• [What you have to do]:
Return the records word for word. Any pictures in them are not part of the copy.

Items from a dataset

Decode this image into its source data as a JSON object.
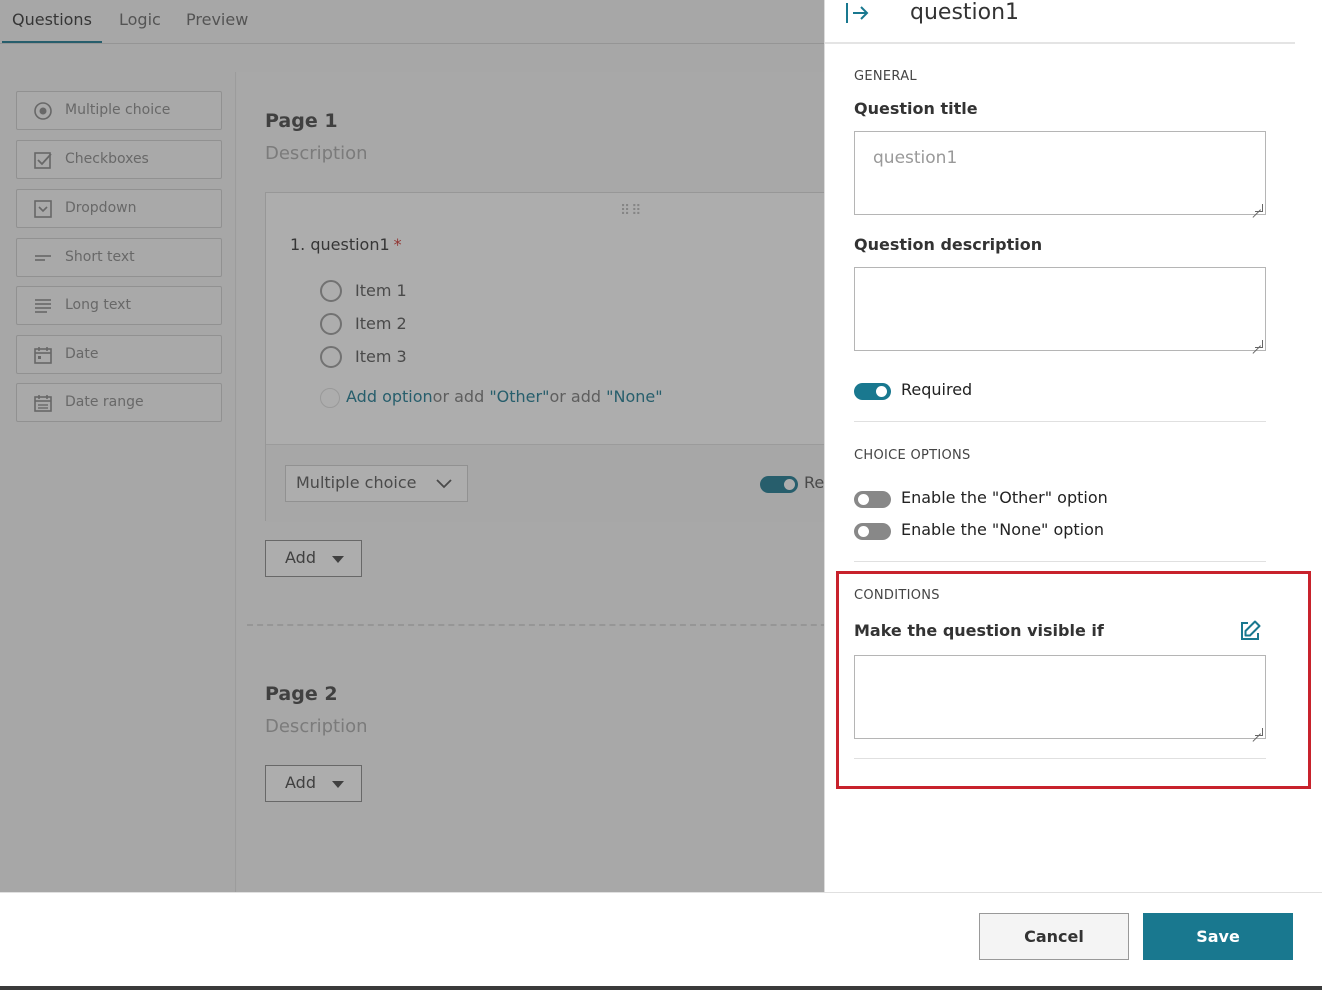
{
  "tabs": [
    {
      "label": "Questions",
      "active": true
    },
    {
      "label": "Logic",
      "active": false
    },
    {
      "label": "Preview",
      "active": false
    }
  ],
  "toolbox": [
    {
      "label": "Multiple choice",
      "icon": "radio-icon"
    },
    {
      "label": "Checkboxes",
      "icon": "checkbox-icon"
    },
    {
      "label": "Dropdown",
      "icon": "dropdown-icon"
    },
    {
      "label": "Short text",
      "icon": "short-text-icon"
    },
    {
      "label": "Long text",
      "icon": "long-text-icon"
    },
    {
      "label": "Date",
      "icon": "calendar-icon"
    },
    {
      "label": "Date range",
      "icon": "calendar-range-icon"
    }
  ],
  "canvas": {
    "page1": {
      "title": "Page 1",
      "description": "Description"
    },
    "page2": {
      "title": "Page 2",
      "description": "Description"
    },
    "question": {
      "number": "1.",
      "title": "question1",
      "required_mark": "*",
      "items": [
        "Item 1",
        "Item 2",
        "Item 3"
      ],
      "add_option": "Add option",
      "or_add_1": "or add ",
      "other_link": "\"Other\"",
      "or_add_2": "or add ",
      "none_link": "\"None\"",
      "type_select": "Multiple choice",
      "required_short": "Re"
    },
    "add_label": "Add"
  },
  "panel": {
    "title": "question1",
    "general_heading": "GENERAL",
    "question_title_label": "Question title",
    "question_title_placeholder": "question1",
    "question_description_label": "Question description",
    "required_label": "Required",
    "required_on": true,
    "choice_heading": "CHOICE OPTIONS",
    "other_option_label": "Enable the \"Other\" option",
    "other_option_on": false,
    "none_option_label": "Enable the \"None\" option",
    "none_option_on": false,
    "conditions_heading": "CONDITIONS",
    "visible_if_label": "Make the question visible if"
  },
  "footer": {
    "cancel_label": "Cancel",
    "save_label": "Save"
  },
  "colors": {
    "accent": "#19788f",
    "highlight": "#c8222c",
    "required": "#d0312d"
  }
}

• [Written solution]:
Decode this image into its source data as a JSON object.
{
  "tabs": [
    {
      "label": "Questions",
      "active": true
    },
    {
      "label": "Logic",
      "active": false
    },
    {
      "label": "Preview",
      "active": false
    }
  ],
  "toolbox": [
    {
      "label": "Multiple choice",
      "icon": "radio-icon"
    },
    {
      "label": "Checkboxes",
      "icon": "checkbox-icon"
    },
    {
      "label": "Dropdown",
      "icon": "dropdown-icon"
    },
    {
      "label": "Short text",
      "icon": "short-text-icon"
    },
    {
      "label": "Long text",
      "icon": "long-text-icon"
    },
    {
      "label": "Date",
      "icon": "calendar-icon"
    },
    {
      "label": "Date range",
      "icon": "calendar-range-icon"
    }
  ],
  "canvas": {
    "page1": {
      "title": "Page 1",
      "description": "Description"
    },
    "page2": {
      "title": "Page 2",
      "description": "Description"
    },
    "question": {
      "number": "1.",
      "title": "question1",
      "required_mark": "*",
      "items": [
        "Item 1",
        "Item 2",
        "Item 3"
      ],
      "add_option": "Add option",
      "or_add_1": "or add ",
      "other_link": "\"Other\"",
      "or_add_2": "or add ",
      "none_link": "\"None\"",
      "type_select": "Multiple choice",
      "required_short": "Re"
    },
    "add_label": "Add"
  },
  "panel": {
    "title": "question1",
    "general_heading": "GENERAL",
    "question_title_label": "Question title",
    "question_title_placeholder": "question1",
    "question_description_label": "Question description",
    "required_label": "Required",
    "required_on": true,
    "choice_heading": "CHOICE OPTIONS",
    "other_option_label": "Enable the \"Other\" option",
    "other_option_on": false,
    "none_option_label": "Enable the \"None\" option",
    "none_option_on": false,
    "conditions_heading": "CONDITIONS",
    "visible_if_label": "Make the question visible if"
  },
  "footer": {
    "cancel_label": "Cancel",
    "save_label": "Save"
  },
  "colors": {
    "accent": "#19788f",
    "highlight": "#c8222c",
    "required": "#d0312d"
  }
}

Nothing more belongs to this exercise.